Christa Lancaster: It’s as they say: “The goal is learning how to be in the world but not of it.”
Marc Bregman: As Jung would say, “To go mad.” The dream is really such a great guide. The dream has the most intelligence, much more so than I. Me, I just help people see where they stand in relationship to their dreams.
The ego claims to always want to help us grow, but it’s a ruse to keep us from the deeper growing of consciousness, to maintain the selfishness.
We can live the life of our dreams, but it means giving up thought. In your case: allowing yourself to feel what it’s like to be The Animal and to notice how you keep yourself from those feelings or how you may tend to explore those feelings but in a practical sense.
Christa Lancaster: We would invite you to look at what you do in the world, at how you keep that Wild Critter at bay. I would ask you how you manage that animal’s passion in your life.
Marc Bregman: And of course directing your attention back to yourself can make some people feel testy. People don’t always like to look at their own behaviors, at their own feelings.
Deanna Phoenix Selene: We tend to see our dreams, especially our nightmares, as a message from our psyche that we’ve screwed up and need to look at what we’ve done. Atonement.
Marc Bregman: Mmm, yes. Guilt is a great obstruction.
Christa Lancaster: If the guilt is there, then it’s another clue that there’s something there that is blocking your happiness. The dream always comes from a place of love.
Marc Bregman: The dream is never designed to judge you. I like to think of our dreams as good-intentioned art that we create just for ourselves.

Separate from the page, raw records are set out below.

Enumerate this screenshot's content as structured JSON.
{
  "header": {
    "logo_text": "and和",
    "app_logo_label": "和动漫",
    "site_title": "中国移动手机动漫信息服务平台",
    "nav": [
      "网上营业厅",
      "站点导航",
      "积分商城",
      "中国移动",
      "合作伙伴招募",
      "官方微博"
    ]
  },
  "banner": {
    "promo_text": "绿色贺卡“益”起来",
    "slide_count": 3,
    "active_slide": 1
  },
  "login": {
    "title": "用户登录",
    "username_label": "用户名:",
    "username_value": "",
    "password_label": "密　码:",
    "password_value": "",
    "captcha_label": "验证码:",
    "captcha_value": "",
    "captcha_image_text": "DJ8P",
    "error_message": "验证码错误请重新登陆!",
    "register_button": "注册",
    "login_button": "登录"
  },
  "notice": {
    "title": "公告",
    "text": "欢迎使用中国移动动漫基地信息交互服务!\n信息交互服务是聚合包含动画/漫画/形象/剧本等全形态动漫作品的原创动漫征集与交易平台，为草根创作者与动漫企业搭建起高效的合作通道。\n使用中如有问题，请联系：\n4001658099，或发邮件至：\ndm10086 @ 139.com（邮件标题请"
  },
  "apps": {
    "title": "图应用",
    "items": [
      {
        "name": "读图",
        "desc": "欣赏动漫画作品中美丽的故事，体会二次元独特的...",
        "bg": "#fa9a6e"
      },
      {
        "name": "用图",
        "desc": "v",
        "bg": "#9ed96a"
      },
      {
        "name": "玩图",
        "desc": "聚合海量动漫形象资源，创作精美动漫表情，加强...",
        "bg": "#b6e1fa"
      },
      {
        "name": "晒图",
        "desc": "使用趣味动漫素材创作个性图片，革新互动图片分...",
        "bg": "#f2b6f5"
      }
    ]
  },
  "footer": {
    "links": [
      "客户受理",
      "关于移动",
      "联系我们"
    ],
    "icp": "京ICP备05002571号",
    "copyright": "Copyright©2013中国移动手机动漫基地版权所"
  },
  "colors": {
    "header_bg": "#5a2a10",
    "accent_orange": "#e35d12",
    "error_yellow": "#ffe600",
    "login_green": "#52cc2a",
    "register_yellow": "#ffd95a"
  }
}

North of Eden is an organization founded by Marc Bregman and Christa Lancaster, which focuses on Jungian-inspired archetypal dreamwork. They have published several books including their most recent: Flesh Off the Bone: Dream Descent Through Past Life Trauma. Other titles can be found on Amazon.com.
Visit their website northofeden.com for more information about their work, a list of upcoming events around the country and the world, books to read, videos, interviews and online classes.
If you are interested in your own dream, you can submit a dream on the site and receive a personal response.